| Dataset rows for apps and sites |

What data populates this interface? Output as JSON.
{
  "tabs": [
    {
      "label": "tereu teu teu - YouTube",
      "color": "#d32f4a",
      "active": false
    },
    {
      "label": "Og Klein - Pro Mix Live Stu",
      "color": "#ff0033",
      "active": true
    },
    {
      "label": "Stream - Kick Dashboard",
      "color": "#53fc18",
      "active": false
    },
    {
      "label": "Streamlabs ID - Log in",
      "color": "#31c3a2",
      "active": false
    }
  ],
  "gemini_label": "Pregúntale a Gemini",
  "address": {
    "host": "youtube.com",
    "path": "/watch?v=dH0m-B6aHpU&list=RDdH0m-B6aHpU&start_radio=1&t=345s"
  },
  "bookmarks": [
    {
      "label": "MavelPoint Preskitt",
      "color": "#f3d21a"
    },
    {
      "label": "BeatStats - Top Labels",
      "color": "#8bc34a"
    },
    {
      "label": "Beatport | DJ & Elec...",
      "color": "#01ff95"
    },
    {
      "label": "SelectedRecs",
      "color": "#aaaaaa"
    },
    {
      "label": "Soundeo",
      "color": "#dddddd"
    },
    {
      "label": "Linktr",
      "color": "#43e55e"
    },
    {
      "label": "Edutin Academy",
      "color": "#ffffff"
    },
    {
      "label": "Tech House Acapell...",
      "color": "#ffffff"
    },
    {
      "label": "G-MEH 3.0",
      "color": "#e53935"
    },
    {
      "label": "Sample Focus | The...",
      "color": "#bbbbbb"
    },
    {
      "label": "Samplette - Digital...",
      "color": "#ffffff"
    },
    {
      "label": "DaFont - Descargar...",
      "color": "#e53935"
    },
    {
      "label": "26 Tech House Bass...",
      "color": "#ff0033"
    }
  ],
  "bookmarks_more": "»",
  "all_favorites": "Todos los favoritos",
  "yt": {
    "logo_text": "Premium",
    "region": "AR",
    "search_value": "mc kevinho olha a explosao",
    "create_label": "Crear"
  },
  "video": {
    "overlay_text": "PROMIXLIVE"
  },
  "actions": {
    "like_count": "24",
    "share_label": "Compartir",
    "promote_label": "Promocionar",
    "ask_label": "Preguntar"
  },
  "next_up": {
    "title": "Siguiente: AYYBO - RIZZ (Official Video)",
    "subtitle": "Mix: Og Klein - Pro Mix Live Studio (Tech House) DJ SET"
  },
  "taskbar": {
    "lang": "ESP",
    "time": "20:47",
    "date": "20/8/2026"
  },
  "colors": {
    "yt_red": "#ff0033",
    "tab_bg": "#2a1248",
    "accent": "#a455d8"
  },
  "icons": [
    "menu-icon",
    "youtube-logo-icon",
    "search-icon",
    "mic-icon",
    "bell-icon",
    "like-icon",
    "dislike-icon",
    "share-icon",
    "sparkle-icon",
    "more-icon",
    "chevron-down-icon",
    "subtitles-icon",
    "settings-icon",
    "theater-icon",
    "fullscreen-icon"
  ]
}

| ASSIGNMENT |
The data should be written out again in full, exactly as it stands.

| PROBLEM SOLUTION |
What data populates this interface? Output as JSON.
{
  "tabs": [
    {
      "label": "tereu teu teu - YouTube",
      "color": "#d32f4a",
      "active": false
    },
    {
      "label": "Og Klein - Pro Mix Live Stu",
      "color": "#ff0033",
      "active": true
    },
    {
      "label": "Stream - Kick Dashboard",
      "color": "#53fc18",
      "active": false
    },
    {
      "label": "Streamlabs ID - Log in",
      "color": "#31c3a2",
      "active": false
    }
  ],
  "gemini_label": "Pregúntale a Gemini",
  "address": {
    "host": "youtube.com",
    "path": "/watch?v=dH0m-B6aHpU&list=RDdH0m-B6aHpU&start_radio=1&t=345s"
  },
  "bookmarks": [
    {
      "label": "MavelPoint Preskitt",
      "color": "#f3d21a"
    },
    {
      "label": "BeatStats - Top Labels",
      "color": "#8bc34a"
    },
    {
      "label": "Beatport | DJ & Elec...",
      "color": "#01ff95"
    },
    {
      "label": "SelectedRecs",
      "color": "#aaaaaa"
    },
    {
      "label": "Soundeo",
      "color": "#dddddd"
    },
    {
      "label": "Linktr",
      "color": "#43e55e"
    },
    {
      "label": "Edutin Academy",
      "color": "#ffffff"
    },
    {
      "label": "Tech House Acapell...",
      "color": "#ffffff"
    },
    {
      "label": "G-MEH 3.0",
      "color": "#e53935"
    },
    {
      "label": "Sample Focus | The...",
      "color": "#bbbbbb"
    },
    {
      "label": "Samplette - Digital...",
      "color": "#ffffff"
    },
    {
      "label": "DaFont - Descargar...",
      "color": "#e53935"
    },
    {
      "label": "26 Tech House Bass...",
      "color": "#ff0033"
    }
  ],
  "bookmarks_more": "»",
  "all_favorites": "Todos los favoritos",
  "yt": {
    "logo_text": "Premium",
    "region": "AR",
    "search_value": "mc kevinho olha a explosao",
    "create_label": "Crear"
  },
  "video": {
    "overlay_text": "PROMIXLIVE"
  },
  "actions": {
    "like_count": "24",
    "share_label": "Compartir",
    "promote_label": "Promocionar",
    "ask_label": "Preguntar"
  },
  "next_up": {
    "title": "Siguiente: AYYBO - RIZZ (Official Video)",
    "subtitle": "Mix: Og Klein - Pro Mix Live Studio (Tech House) DJ SET"
  },
  "taskbar": {
    "lang": "ESP",
    "time": "20:47",
    "date": "20/8/2026"
  },
  "colors": {
    "yt_red": "#ff0033",
    "tab_bg": "#2a1248",
    "accent": "#a455d8"
  },
  "icons": [
    "menu-icon",
    "youtube-logo-icon",
    "search-icon",
    "mic-icon",
    "bell-icon",
    "like-icon",
    "dislike-icon",
    "share-icon",
    "sparkle-icon",
    "more-icon",
    "chevron-down-icon",
    "subtitles-icon",
    "settings-icon",
    "theater-icon",
    "fullscreen-icon"
  ]
}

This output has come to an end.